My sewing alcove which doubles as my guest room.Everything sewing disappears into the huge trunk below the iron when guests decide to stay.
2017 started with busyness carved right into it. Days were dingy, long and never ending. Somehow I found myself at my sewing machine again in January, something I wasn’t going to do this winter.
I tapped into my creative outlet and spun out a pajama pants and two aprons. The retro look for my daughter and the blue maid’s apron for myself. As if I don’t have enough of them.
I decided on the purple theme for my sewing alcove from this present (pictured below) I got for Christmas from my daughter when she was eight.
I remember it well, I caught a glimpse of my daughter sewing a button and stuffing fluff into this little pillow with her wee little fingers.

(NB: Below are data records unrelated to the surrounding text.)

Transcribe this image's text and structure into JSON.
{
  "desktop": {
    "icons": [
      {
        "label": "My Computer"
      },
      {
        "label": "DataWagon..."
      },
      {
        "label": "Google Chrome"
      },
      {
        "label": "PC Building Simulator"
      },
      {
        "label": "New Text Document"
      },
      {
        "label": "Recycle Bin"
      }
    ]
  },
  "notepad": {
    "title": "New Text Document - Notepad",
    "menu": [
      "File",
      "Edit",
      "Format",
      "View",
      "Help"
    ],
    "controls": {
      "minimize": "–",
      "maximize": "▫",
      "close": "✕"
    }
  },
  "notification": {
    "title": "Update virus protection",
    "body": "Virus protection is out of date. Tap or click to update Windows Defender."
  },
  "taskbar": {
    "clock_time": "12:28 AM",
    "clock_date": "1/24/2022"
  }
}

She was so proud of her handiwork when she presented it to me on Christmas day. I saved it all these years. Once she even asked me what it was supposed to be. I said, “You tell me, you made it.” I decided I’d use this pillow as a pin cushion and use it as a focal point to build my sewing nook. So far it looks good.
Sewing a new apron just seems to make cooking in my comfy, cozy kitchen more enjoyable.
I have been YouTubing sewing lesson from my sewing alcove in my guest room. From one to three wonderfully, working sewing machines.
A Janome, Omega and a Singer with an overcast foot attached permanently to it. I discovered fire by learning to use different sewing feet to get the job done right. My Omega came with twenty odd sewing feet. I also lucked out when a dear friend who downsized gifted me with her Janome, a whole lot of sewing feet and gardening tools.
Organizing the sewing feet in a ziplock bag, with names and usage makes it easier for an amateur sewer like me.
I’m not entirely new to sewing. I’d sew aprons on my mum’s old Singer machine. The kind that would fold away and came with drawers. The tailor in the family was my dad but he hated to measure and cut the fabric so my mum would do it for him.
I was young and didn’t know the finer points to sewing, however, I had good design ideas. These are two skirts that I saved from a while ago that my dad sewed for me. A while ago as in the late eighties. The fabric used for these pencil skirts are Malaysian batik.
My dad’s introduction to sewing came about from his idleness growing up in a rubber plantation in Malaysia. My dad was being disruptive and running around the house, as usual, one day. His mum, seeing that decided to send him next door to the neighbour who was a tailor. He had no choice, he ended up learning to sew. Talk about olden days extracurricular activities.
Every Diwali night my mum and dad would be busy cutting and sewing new pajamas for us kids.
My dad passed away eight years ago.
I hope this little nostalgic bittersweet story inspires many of you to bring the new sewing machine out of the crawlspace and onto the kitchen table. Try something new and get your creative juices flowing.
You never know what you’ll learn or create.